__WORK INSTRUCTIONS__:
Scan the listing and copy each line where the word "screenshot" is present.

__RAW DATA__:
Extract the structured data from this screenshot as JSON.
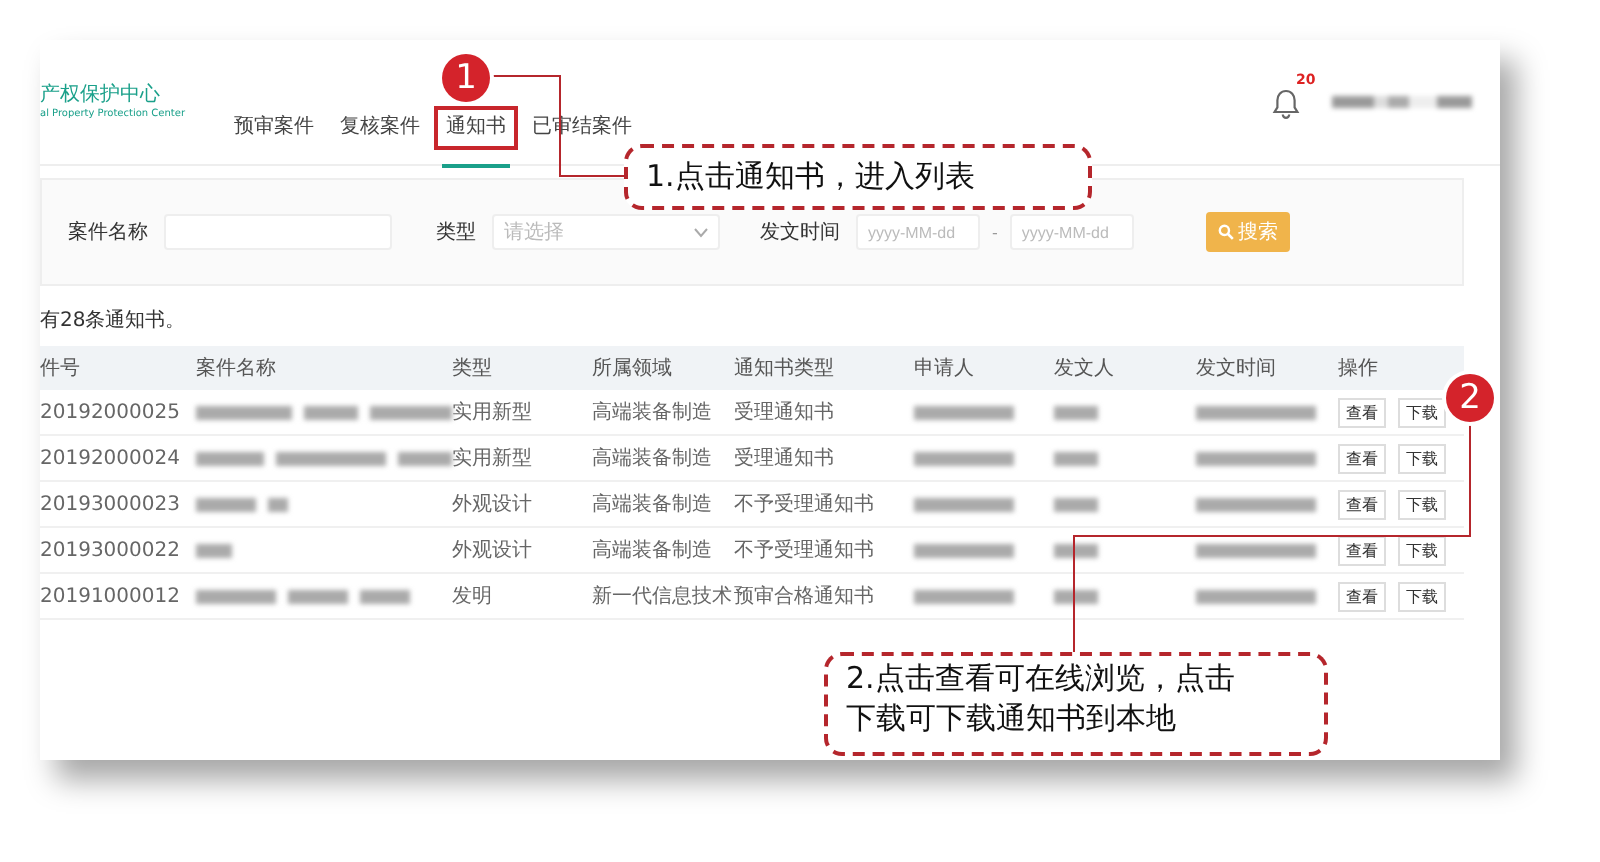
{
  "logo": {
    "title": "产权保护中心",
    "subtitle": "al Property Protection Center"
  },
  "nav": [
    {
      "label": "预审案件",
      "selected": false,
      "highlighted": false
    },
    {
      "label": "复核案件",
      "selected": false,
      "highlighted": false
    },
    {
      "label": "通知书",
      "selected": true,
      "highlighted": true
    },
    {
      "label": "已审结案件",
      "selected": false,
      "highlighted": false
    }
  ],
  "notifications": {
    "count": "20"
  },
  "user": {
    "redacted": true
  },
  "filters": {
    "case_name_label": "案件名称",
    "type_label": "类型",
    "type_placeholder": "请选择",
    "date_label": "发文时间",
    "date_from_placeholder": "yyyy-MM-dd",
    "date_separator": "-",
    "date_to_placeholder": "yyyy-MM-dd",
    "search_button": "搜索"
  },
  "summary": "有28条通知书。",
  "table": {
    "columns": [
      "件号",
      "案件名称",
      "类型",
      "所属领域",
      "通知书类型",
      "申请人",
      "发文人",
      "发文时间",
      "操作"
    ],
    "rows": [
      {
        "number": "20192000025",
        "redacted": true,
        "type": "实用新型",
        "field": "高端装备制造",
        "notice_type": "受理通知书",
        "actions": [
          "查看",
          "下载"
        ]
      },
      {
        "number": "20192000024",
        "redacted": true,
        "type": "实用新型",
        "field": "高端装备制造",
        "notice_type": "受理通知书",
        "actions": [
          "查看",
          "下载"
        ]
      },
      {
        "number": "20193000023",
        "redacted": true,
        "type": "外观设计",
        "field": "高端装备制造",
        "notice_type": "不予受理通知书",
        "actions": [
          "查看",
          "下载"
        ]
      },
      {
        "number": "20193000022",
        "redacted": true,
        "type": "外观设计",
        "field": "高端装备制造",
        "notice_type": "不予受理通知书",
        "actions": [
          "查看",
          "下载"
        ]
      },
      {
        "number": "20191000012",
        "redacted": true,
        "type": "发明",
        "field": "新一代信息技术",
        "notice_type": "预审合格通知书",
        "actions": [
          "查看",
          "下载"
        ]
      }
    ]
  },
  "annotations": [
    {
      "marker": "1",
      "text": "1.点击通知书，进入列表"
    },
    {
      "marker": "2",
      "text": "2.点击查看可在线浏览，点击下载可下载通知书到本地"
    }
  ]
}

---

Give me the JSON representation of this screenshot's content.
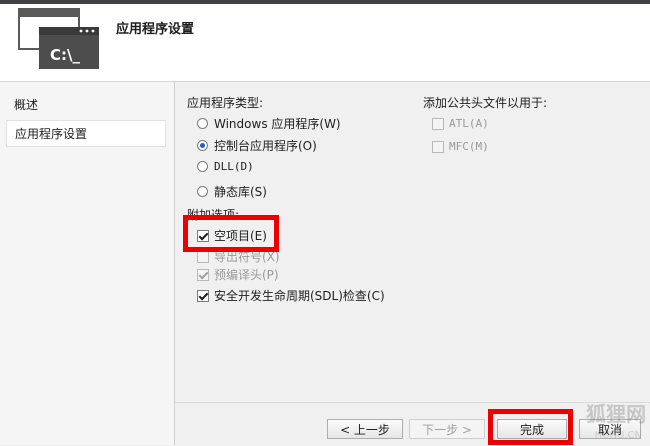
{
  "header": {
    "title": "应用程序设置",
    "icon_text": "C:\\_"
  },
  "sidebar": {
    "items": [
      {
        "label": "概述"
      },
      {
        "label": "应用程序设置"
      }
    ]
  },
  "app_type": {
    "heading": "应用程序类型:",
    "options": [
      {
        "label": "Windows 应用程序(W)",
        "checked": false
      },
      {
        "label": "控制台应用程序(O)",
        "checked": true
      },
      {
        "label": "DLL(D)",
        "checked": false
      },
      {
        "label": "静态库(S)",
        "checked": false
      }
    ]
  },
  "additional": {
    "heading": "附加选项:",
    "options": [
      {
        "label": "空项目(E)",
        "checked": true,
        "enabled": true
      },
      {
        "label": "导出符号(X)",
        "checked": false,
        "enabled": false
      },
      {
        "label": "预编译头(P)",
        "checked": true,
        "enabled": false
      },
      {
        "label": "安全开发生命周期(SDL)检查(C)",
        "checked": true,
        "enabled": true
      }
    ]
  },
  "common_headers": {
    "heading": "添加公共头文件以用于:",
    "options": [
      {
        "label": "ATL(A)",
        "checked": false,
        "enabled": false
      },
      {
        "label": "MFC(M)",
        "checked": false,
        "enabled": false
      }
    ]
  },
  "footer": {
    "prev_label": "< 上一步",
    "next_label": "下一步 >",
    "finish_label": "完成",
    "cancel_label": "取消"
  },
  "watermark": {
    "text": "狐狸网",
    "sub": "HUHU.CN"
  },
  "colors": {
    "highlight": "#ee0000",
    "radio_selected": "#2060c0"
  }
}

__ANSWER BOX__:
Extract the structured data from this screenshot as JSON.
Give me the JSON representation of this screenshot's content.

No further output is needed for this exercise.